1. Pre-chill the juice in the refrigerator. Again, the colder the better.
2. Connect the tire chuck to the CO2 tank using the quick disconnects.
3. Adjust the regulator output to between 30-60 psi. I like to pressurize my juice right around 50 psi.
4. Start pressurizing the bottle by placing the tire chuck over the valve stem and pushing down. Let it fill until the gauge on the regulator reads 60psi and then let go. It's important to push straight down and lift straight up, otherwise gas may leak out of the valve while filling.
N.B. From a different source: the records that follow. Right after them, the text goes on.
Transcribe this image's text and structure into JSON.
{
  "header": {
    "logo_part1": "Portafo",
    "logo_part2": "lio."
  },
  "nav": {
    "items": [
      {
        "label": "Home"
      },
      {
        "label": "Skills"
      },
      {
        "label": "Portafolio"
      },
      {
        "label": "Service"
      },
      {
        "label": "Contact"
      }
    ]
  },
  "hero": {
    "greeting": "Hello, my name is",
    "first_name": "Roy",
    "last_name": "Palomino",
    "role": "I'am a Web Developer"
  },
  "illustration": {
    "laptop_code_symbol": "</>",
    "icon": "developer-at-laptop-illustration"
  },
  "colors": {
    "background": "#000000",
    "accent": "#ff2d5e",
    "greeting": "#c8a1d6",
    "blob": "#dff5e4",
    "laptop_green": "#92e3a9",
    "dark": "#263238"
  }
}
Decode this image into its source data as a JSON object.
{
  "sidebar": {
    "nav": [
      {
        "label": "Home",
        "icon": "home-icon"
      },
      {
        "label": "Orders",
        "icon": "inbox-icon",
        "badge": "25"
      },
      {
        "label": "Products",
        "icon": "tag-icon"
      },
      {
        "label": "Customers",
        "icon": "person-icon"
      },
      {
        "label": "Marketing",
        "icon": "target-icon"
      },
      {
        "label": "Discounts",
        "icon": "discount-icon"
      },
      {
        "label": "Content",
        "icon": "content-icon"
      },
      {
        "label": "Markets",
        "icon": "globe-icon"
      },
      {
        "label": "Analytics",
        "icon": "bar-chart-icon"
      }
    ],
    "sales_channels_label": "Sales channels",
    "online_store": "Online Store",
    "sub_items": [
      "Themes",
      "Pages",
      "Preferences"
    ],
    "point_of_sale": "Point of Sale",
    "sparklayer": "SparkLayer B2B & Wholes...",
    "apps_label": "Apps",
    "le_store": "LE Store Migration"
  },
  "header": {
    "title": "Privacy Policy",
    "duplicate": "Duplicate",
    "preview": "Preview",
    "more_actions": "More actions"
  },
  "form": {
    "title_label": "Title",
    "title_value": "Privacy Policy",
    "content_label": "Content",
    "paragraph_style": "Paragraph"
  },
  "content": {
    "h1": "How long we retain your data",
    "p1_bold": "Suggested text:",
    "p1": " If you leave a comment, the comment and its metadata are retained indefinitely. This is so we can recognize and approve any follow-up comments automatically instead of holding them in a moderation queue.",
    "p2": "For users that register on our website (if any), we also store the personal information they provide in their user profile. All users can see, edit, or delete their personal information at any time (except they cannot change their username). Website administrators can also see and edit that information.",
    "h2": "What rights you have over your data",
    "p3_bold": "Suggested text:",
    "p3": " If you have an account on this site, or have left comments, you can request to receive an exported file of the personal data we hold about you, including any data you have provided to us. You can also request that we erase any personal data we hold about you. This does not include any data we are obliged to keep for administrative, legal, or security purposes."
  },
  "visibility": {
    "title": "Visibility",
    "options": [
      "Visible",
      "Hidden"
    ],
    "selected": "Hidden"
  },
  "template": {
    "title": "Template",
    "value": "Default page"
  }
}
5. Pick up the bottle and try to squeeze it - it should be nearly impossible because of the pressure inside. Now shake the bottle vigorously for 10-15 seconds. When you try to squeeze it again, there should be a noticeable difference in the pressure - this is because of the CO2 dissolving into the juice.
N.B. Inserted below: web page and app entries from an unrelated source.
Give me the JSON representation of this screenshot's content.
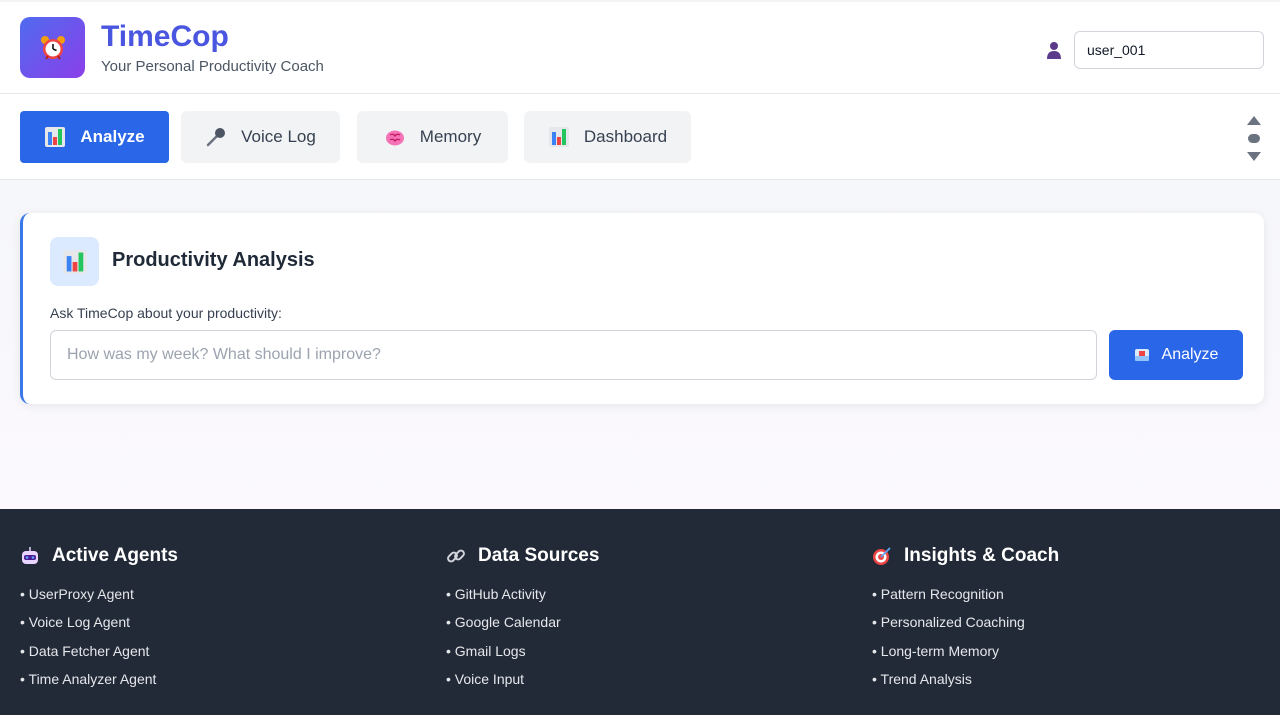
{
  "header": {
    "app_name": "TimeCop",
    "tagline": "Your Personal Productivity Coach",
    "logo_icon": "alarm-clock-icon",
    "user_id_value": "user_001"
  },
  "tabs": [
    {
      "label": "Analyze",
      "icon": "bar-chart-icon",
      "active": true
    },
    {
      "label": "Voice Log",
      "icon": "microphone-icon",
      "active": false
    },
    {
      "label": "Memory",
      "icon": "brain-icon",
      "active": false
    },
    {
      "label": "Dashboard",
      "icon": "bar-chart-icon",
      "active": false
    }
  ],
  "analysis": {
    "title": "Productivity Analysis",
    "prompt_label": "Ask TimeCop about your productivity:",
    "input_placeholder": "How was my week? What should I improve?",
    "input_value": "",
    "button_label": "Analyze"
  },
  "footer": {
    "agents": {
      "heading": "Active Agents",
      "icon": "robot-icon",
      "items": [
        "• UserProxy Agent",
        "• Voice Log Agent",
        "• Data Fetcher Agent",
        "• Time Analyzer Agent"
      ]
    },
    "sources": {
      "heading": "Data Sources",
      "icon": "link-icon",
      "items": [
        "• GitHub Activity",
        "• Google Calendar",
        "• Gmail Logs",
        "• Voice Input"
      ]
    },
    "insights": {
      "heading": "Insights & Coach",
      "icon": "target-icon",
      "items": [
        "• Pattern Recognition",
        "• Personalized Coaching",
        "• Long-term Memory",
        "• Trend Analysis"
      ]
    }
  },
  "colors": {
    "brand": "#4a55e0",
    "primary": "#2a66e8",
    "footer_bg": "#222a37"
  }
}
6. Repeat steps 4-5 several times. I usually do this 4-5 times, until I notice that there is no longer that much of a difference in pressure after shaking.
7. Place the bottle in the refrigerator. There will be TONS of bubbles and foam in the bottle, and you'll need to let it sit for several hours for this to go down. I usually leave the bottle in the fridge at least overnight if not longer. If you try to open it right after you carbonate, you'll have some pretty fizzy soda, but you'll also have sticky foam everywhere! It's not that fun, trust me :)
9. I've found that even after letting the soda sit for a while, it's important to very slowly release the pressure from the bottle to avoid mountains of foam shooting out of the bottle. You can either do this by depressing the stem of the schrader valve with something like a pencil or screwdriver, or very carefully unscrew the cap a quarter turn or so until you hear a nice slow hissing sound.
10. ENJOY! For some reason, this method tends to give very very fine bubbles, which results in a unique texture in your mouth.
Step 5: Enjoy!
Now for everyone's favorite part: eating the fruit! One of the cool things about carbonating many different types of fruit in the same chamber is that the juices and flavors tend to mix, resulting in new and interesting tastes! Imagine eating a grape that bursts open in your mouth, tingling your tongue with hundreds of little bubbles and releasing flavors of grape, apple, and grapefruit all at once!
The first thing you'll notice when you take out your fruit is the sound - you'll hear something that sounds like thousands of little bubbles crackling and popping - and that's exactly what is happening! The fruit pieces will literally be bubbling - but be sure to eat them quickly because all that bubbling means that the carbonation will only last for a few minutes!
Did you follow this instructable and make some carbonated fruit or soda? Did you take it a step further and carbonate some other food using this technique? Let me know in the comments!
Runner Up in the
Food Science Challenge